Data records
□ □ □ □

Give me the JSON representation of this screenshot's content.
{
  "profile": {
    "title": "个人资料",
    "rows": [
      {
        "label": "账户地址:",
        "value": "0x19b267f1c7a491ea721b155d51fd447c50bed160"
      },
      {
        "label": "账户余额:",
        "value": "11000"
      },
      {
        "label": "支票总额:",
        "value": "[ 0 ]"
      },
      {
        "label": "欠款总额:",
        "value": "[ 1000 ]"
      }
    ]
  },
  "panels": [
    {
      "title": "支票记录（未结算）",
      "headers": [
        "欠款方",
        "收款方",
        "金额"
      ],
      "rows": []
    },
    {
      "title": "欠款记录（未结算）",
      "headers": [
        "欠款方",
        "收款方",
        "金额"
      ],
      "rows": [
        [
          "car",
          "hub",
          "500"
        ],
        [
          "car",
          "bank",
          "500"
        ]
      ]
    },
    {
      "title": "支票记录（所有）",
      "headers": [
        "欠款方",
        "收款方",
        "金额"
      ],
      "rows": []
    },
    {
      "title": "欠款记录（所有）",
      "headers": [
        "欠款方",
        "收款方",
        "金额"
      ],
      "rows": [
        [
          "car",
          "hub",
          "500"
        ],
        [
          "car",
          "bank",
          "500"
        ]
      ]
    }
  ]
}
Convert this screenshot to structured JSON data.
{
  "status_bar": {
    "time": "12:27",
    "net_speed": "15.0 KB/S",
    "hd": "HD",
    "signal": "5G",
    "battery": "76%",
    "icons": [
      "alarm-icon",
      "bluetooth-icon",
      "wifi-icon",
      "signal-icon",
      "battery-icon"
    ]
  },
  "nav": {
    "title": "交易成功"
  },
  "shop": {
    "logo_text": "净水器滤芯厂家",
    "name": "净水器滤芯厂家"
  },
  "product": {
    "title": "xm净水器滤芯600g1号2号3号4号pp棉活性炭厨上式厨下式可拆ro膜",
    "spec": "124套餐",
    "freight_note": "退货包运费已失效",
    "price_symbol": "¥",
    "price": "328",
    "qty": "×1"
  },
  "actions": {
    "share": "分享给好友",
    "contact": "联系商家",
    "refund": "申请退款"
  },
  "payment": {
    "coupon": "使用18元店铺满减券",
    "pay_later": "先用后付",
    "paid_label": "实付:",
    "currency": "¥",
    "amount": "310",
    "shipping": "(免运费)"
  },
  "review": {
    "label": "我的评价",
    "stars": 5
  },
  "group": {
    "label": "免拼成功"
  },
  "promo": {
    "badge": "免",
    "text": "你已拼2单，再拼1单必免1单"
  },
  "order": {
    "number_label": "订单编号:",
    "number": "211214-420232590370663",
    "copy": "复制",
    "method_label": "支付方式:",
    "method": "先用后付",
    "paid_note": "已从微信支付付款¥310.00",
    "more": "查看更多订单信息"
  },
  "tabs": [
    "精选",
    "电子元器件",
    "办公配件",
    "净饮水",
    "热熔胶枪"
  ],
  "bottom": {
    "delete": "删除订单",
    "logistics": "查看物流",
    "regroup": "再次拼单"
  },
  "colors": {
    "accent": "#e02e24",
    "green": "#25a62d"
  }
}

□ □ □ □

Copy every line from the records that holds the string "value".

## TASK ANSWER
        "value": "0x19b267f1c7a491ea721b155d51fd447c50bed160"
        "value": "11000"
        "value": "[ 0 ]"
        "value": "[ 1000 ]"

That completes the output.